    I love operating on the musculoskeletal system because it makes sense to me. I enjoy translating biomechanical concepts into reality. I think passion is necessary if you want to become great in your field, but it is not necessary if you want to be good.


    Sent from my iPhone using SDN mobile
     
  9. kitsunepixie

    kitsunepixie Kunoichi Extraordinare
    Physician 10+ Year Member

    Joined:
    Jul 21, 2006
    Messages:
    194
    Likes Received:
    105
    Status:
    Attending Physician
    Reminds me of when I let a Ortho intern drill into the skull so I could put in an EVD. He started twisting the hand drill in anticipation while I put a mark on the head at Kocher's point and he gleefully said, "Me drill here?" He did a fine job.
     
  10. Med0123

    5+ Year Member

    Joined:
    Jun 8, 2012
    Messages:
    54
    Likes Received:
    6
    Status:
    Resident [Any Field]
    That is funny, I too was interested in neurosurgery when I was in medical school, I hesitated between NS and ortho, published in NS... and then when I shadowed neurosurgeons and saw what were their outcomes and general practice, I quickly decided that it was not for me.

    I ended up doing general surgery, and then general thoracic surgery. I am really happy with my decision. It is challenging, highly technical (minimally invasive thoracic surgery is intense!), rewarding especially with the cancer patients population, etc.!
     
    ThoracicGuy likes this.
  11. Dr. Retractor

    2+ Year Member
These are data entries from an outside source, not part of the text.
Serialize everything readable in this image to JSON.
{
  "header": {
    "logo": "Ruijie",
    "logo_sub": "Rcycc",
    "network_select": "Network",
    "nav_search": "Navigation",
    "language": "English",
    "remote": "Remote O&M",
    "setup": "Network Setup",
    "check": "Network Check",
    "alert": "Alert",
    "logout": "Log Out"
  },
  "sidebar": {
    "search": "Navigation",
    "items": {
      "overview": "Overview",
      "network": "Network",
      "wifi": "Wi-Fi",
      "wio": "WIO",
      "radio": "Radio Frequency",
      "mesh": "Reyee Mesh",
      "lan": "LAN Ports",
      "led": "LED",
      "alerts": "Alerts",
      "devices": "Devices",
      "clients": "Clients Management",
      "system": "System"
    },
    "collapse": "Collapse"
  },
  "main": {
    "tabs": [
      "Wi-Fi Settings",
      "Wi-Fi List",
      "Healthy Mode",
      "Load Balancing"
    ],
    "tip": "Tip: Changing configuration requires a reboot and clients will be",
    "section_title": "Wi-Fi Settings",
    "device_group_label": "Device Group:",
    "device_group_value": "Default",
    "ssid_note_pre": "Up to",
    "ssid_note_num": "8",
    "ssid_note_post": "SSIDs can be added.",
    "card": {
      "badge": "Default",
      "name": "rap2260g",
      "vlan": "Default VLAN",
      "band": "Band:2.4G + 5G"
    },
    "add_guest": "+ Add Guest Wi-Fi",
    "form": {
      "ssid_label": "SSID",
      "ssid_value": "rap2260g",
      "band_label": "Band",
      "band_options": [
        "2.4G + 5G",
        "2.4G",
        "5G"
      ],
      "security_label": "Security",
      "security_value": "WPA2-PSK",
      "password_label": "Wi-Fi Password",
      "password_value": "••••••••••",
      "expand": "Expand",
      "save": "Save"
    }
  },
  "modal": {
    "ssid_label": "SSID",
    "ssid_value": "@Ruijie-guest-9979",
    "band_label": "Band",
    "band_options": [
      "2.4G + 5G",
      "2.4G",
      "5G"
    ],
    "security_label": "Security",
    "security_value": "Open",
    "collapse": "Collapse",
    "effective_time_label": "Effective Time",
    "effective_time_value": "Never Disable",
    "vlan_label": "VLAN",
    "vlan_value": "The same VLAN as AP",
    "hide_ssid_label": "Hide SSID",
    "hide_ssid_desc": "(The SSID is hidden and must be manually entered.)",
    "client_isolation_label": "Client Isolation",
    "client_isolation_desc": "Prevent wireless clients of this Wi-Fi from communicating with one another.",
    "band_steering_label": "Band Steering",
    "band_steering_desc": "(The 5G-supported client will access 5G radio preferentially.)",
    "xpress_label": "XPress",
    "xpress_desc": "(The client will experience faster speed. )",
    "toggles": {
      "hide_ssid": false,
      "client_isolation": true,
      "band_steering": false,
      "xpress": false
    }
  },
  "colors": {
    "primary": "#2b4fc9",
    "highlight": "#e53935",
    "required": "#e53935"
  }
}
    Joined:
    Jul 11, 2014
    Messages:
    449
    Likes Received:
    486
    Status:
    Medical Student
    It's crazy how many ex-NS people there are! I had similar reservations about the research aspect and departing from the brain but there are so many interesting (to me) fields you can do research in as a surgeon that don't require you to be passionate about a certain organ system per se - clinical outcomes, epidemiology, health systems, education, even surgical instrument design! Only made the switch recently as an M3 so obviously I don't know anything, but I'm pretty excited at the prospect of doing gen surg.
     

Share This Page